EXERCISE DIRECTIONS ▸ Sift the listing for lines that hold the string "grunt" and pull them out.

RECORDS SUPPLIED ▸

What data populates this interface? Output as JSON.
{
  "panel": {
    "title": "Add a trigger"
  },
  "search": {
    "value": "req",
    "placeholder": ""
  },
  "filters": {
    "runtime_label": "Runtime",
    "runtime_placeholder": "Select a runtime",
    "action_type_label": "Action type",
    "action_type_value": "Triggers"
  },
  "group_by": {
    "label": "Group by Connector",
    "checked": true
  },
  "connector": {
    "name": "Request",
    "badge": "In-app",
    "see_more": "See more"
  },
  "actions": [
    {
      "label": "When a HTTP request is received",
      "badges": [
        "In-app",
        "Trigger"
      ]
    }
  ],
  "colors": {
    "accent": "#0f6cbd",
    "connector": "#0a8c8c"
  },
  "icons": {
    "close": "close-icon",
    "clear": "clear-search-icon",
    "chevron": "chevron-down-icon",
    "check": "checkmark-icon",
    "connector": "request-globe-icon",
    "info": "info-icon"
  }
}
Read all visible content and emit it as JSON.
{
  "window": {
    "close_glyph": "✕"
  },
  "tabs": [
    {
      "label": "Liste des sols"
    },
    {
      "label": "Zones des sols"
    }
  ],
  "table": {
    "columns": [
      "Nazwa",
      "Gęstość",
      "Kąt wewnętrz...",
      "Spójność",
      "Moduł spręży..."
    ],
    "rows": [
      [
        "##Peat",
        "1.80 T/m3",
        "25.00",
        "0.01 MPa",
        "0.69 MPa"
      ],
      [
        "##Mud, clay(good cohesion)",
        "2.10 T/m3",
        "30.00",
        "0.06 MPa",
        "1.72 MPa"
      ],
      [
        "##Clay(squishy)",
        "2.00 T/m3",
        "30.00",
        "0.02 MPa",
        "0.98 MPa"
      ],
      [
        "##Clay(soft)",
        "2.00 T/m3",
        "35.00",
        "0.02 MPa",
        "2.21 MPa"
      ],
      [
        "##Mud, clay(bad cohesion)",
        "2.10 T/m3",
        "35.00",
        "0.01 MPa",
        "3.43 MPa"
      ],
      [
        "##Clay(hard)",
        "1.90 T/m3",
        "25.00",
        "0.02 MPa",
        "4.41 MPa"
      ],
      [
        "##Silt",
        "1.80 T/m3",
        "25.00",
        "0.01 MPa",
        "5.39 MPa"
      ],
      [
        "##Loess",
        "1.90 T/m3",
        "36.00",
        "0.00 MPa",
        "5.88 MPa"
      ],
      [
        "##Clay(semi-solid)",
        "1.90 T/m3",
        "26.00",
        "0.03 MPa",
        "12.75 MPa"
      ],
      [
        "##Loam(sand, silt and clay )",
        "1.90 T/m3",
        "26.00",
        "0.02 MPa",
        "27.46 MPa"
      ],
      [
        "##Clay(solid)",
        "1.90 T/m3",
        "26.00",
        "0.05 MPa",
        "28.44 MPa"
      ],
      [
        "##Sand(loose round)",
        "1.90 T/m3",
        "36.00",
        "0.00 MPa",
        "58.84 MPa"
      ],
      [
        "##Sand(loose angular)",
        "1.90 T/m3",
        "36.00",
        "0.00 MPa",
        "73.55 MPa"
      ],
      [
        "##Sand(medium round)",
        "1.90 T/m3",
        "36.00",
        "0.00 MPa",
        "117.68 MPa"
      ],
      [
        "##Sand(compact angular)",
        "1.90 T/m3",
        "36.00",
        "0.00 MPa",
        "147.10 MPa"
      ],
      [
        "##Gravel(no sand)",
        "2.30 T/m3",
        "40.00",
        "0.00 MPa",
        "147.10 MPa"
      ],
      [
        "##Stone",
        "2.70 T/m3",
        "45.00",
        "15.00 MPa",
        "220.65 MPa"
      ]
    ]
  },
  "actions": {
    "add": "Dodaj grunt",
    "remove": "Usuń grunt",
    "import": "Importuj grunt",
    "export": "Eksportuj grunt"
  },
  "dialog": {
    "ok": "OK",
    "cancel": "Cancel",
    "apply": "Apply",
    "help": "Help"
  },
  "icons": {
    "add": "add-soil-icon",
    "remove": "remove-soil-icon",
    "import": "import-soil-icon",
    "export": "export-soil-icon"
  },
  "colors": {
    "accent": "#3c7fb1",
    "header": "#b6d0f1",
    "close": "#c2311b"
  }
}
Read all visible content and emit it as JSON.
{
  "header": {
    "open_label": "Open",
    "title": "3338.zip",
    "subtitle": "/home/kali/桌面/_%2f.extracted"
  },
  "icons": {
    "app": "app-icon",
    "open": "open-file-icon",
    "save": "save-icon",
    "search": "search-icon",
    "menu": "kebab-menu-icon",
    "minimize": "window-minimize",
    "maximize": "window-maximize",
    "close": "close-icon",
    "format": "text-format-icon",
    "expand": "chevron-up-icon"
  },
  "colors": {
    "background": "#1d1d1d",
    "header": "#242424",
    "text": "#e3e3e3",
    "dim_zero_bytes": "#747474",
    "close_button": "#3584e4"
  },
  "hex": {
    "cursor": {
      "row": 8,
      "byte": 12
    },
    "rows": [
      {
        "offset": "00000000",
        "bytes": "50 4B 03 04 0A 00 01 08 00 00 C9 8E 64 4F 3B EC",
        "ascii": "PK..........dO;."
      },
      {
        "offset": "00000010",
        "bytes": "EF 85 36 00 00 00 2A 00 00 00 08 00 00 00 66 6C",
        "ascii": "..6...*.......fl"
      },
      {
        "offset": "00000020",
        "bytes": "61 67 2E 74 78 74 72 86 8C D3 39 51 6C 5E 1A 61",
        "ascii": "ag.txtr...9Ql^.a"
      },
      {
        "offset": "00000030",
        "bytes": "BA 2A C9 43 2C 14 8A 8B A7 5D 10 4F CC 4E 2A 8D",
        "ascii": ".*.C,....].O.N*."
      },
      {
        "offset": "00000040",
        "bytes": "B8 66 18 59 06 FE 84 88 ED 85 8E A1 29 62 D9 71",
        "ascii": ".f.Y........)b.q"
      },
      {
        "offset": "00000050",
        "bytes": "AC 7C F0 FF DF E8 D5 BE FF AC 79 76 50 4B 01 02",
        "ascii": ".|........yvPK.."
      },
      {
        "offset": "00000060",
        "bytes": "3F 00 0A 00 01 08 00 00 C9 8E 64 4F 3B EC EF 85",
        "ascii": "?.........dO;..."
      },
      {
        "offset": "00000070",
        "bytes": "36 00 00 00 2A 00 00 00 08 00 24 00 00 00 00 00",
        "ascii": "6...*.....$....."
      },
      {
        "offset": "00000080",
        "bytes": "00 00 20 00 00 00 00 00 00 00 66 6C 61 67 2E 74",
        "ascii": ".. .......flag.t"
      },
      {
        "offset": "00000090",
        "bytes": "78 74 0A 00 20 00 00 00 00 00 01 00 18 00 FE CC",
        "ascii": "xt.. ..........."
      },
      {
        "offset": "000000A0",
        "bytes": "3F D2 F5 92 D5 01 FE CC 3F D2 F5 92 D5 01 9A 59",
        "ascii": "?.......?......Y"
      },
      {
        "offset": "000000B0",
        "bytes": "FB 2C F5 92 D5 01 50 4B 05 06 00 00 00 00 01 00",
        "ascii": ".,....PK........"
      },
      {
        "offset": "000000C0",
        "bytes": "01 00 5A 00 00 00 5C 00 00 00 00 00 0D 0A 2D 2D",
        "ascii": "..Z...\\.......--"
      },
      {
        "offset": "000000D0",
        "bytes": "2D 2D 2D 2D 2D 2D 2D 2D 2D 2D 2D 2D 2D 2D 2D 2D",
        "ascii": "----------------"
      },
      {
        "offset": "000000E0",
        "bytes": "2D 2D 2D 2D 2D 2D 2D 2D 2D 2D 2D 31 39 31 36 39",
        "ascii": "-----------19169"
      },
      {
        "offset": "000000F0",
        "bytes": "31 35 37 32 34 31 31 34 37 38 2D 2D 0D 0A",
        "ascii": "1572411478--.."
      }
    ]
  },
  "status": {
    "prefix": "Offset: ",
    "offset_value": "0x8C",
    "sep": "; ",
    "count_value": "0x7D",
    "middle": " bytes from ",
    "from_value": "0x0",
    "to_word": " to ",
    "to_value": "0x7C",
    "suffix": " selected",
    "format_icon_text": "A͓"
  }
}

RESPONSE BOX ▸
    "add": "Dodaj grunt",
    "remove": "Usuń grunt",
    "import": "Importuj grunt",
    "export": "Eksportuj grunt"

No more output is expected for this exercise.